* [What is being asked] Whenever a line in the entries below contains "JSON", copy that line.

* [Source information]

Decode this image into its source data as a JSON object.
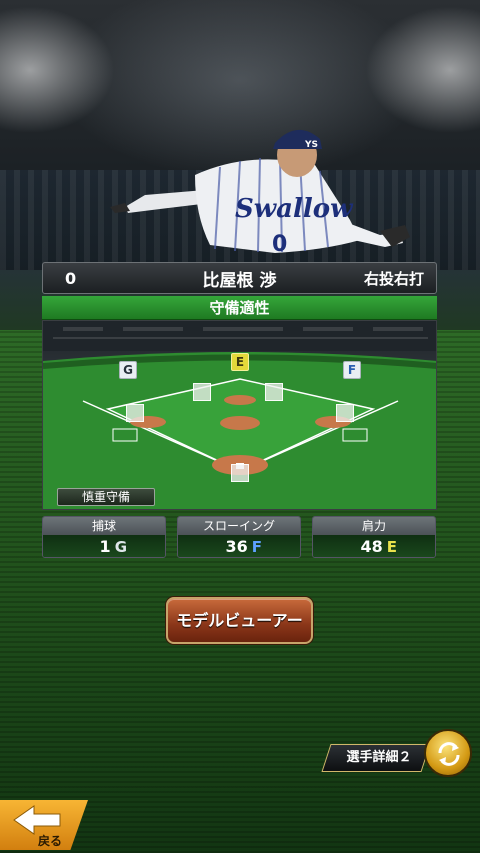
{
  "player": {
    "number": "0",
    "name": "比屋根 渉",
    "handedness": "右投右打"
  },
  "defense": {
    "title": "守備適性",
    "positions": [
      {
        "id": "left",
        "grade": "G"
      },
      {
        "id": "center",
        "grade": "E"
      },
      {
        "id": "right",
        "grade": "F"
      }
    ],
    "tag": "慎重守備"
  },
  "stats": [
    {
      "label": "捕球",
      "value": "1",
      "grade": "G"
    },
    {
      "label": "スローイング",
      "value": "36",
      "grade": "F"
    },
    {
      "label": "肩力",
      "value": "48",
      "grade": "E"
    }
  ],
  "buttons": {
    "model_viewer": "モデルビューアー",
    "player_detail": "選手詳細２",
    "back": "戻る"
  },
  "colors": {
    "header_green": "#2e9533",
    "grade_E": "#e4d93a",
    "grade_F": "#5fa1ff",
    "button_brown": "#8a3619",
    "back_orange": "#f2a52a"
  },
  "icons": {
    "cycle": "cycle-arrows-icon",
    "back": "back-arrow-icon"
  }
}
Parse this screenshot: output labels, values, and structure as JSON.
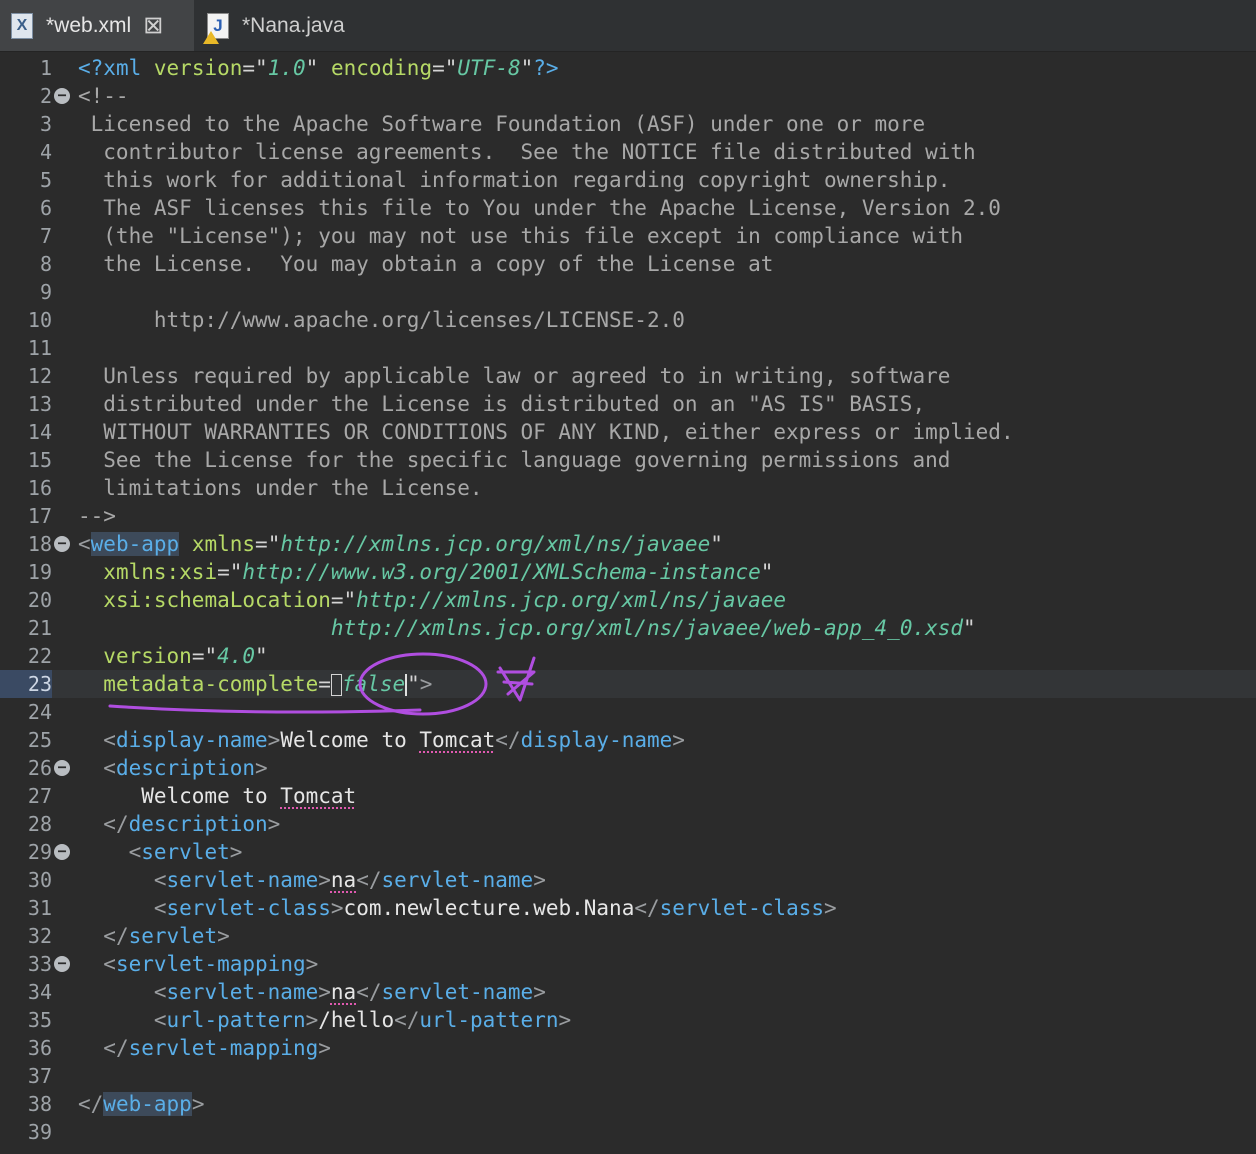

* [Response area]
Decode this image into its source data as a JSON object.
Parse this screenshot: output labels, values, and structure as JSON.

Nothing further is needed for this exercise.